In the United States, natural gas used to be provided exclusively by regional monopoly companies. That changed in the 1990s when deregulation allowed competitors into some energy markets.
Is my state deregulated?
Today, natural gas customers in 27 states and Washington D.C. can select from a range of providers, giving them choice and often cheaper rates. If you live in a deregulated state and can choose your natural gas company, we can help you find one with the cheapest rates and best service.
Benefits of Natural Gas
Around half of American homes use natural gas for heating, hot water, cooking, and drying clothes. Why is natural gas a good choice for your household?
Natural gas is a cheaper commodity than electricity, costing 68% less per BTU, according to the Department of Energy.

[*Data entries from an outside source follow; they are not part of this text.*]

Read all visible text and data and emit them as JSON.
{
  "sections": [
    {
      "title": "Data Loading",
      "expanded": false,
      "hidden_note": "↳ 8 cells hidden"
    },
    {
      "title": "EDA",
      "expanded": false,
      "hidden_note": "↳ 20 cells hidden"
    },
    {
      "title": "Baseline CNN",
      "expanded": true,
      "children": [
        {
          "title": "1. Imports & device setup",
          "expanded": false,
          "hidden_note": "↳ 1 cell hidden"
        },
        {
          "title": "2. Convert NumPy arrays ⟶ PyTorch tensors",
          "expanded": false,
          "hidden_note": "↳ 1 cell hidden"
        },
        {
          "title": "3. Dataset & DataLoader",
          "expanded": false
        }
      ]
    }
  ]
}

Unlike electricity, which can go out during a storm, your natural gas supply will rarely, if ever, fail. That means you’ll still have heat, hot water, and be able to cook, even when your power is out.

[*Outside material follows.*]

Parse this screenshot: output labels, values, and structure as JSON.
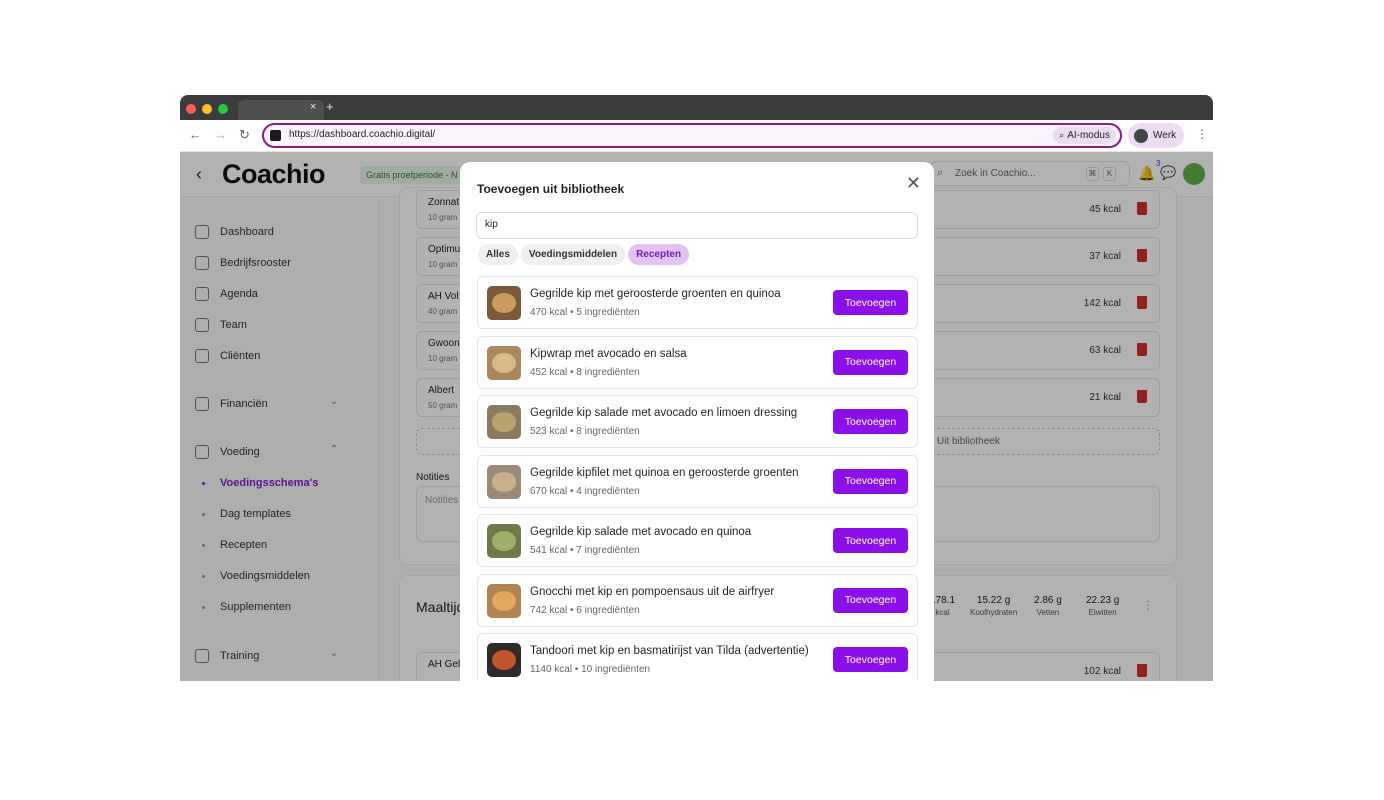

Natural gas is a very efficient fuel source, making it cheaper than other fossil fuels and electricity. Using natural gas for your heating, cooking and some appliances will lower your energy consumption and your bills.
Better for cooking

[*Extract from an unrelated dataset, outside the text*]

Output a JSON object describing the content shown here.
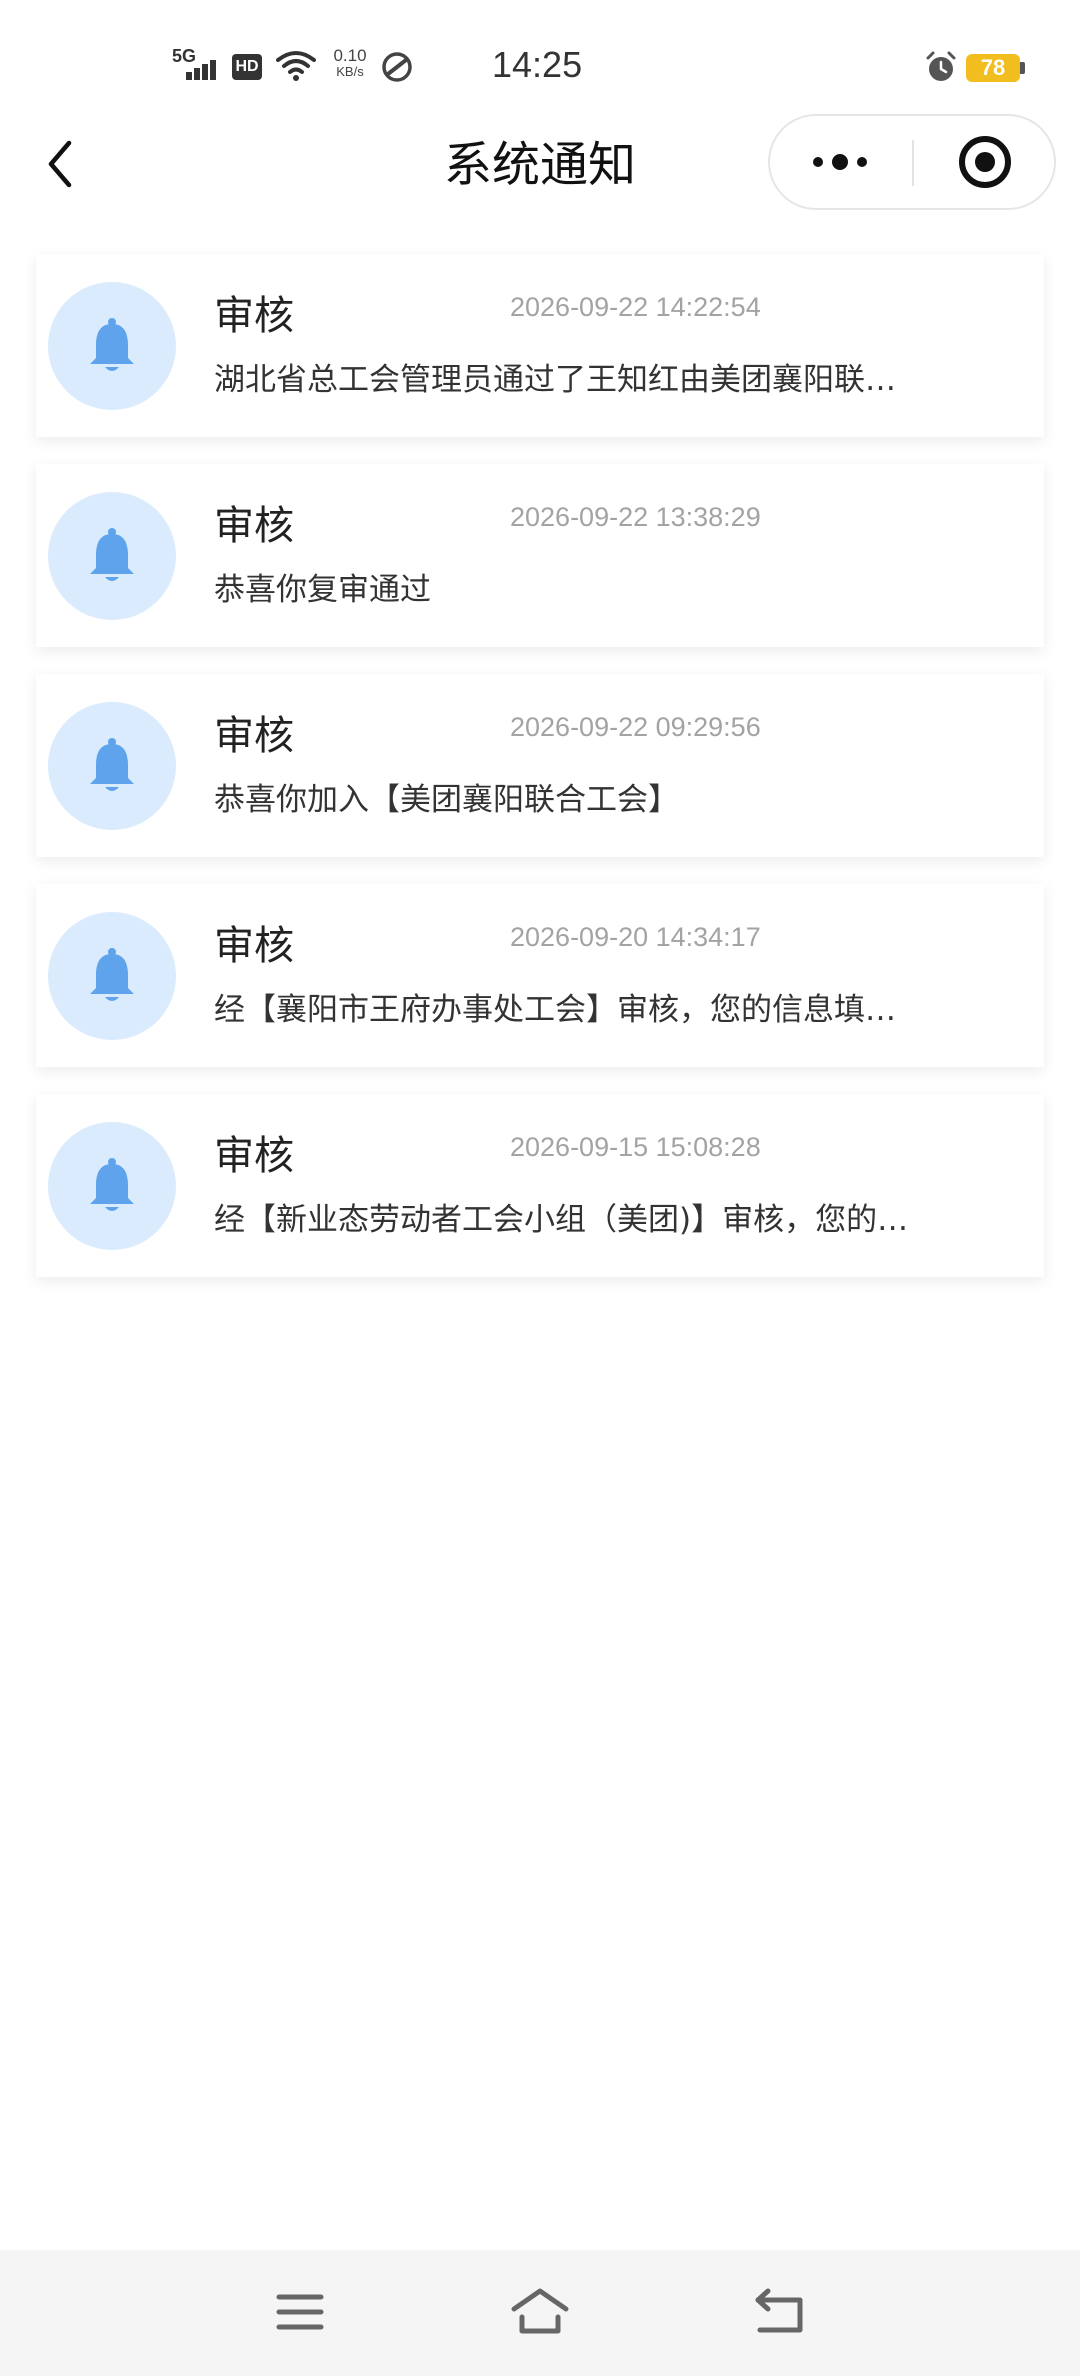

Gas-powered stoves and ovens have better temperature control than electric models, allow you to cook dishes more carefully and precisely. Natural gas ovens also heat and cool more quickly, reducing their energy consumption.
Better for laundry
Natural gas dryers dry clothes more quickly and more efficiently, costing around half as much to run as an electric clothes dryer.
Natural gas powered water heaters tend to be quicker to get going that electric water heaters, which is great if you have a large family.
Natural Gas Rates: How Much Does Natural Gas Cost?
The average natural gas bill in the US is $72.10 per month, for an annual cost of $865.
That gas bill has two components:
- commodity cost: the cost of the natural gas itself, assessed per BTU.
- transmission and distribution costs: the cost of moving the natural gas by pipeline from where it is produced or stored to a local distribution utility and then to your home. This cost remains the same no matter how much gas you use.
Gas prices vary by state. In Hawaii, where natural gas has to be imported, you’ll spend an average of $223 a month, while in Montana and Idaho, you’ll spend around just $42 a month. In general, your natural gas prices will depend on the following factors:
- the distance of your home from where natural gas is produced or stored
- the pipeline infrastructure in your area
- local consumer demand
- whether the market is deregulated and how many suppliers are competing in the area
Frequently Asked Questions
Natural gas is a fossil fuel found in the ground, formed when the decomposing remains of plant and animals are exposed to intense heat and pressure under the surface of the Earth over millions of years. When burned, it releases energy that those plants originally derived from the sun and that was stored in the chemical bonds of the gas.
In nature, natural gas is a mixture of various hydrocarbon gases. The natural gas you receive through pipes at your home has been processed by gas utilities so it is just methane. Methane burns cleanly, producing only carbon dioxide and water.
In its natural state, natural gas has no smell. Utility companies add a chemical odorant called mercaptan to the gas they supply so gas leaks can be easily detected before they cause explosions and fires. At home, you’ll only briefly smell the gas when you light your stove. Natural gas heating, water heaters, and dryers don’t produce a smell when they’re working correctly.
Around half of US homes have a natural gas connection. That includes the 62 million homes (more than half) which are heated by natural gas. According to the 2010 census, 54% of new American homes completed in 2010 use natural gas for heating, compared to the 43% that use electricity and 1% that rely on oil.
In a deregulated gas market, you can choose your natural gas supplier. The following states have deregulated gas markets, although competition won’t have reached every area and in some states, deregulation is very limited.
- New Hampshire
- New Jersey
- New Mexico
- New York
- Rhode Island
- South Dakota
- Washington D.C.
- West Virginia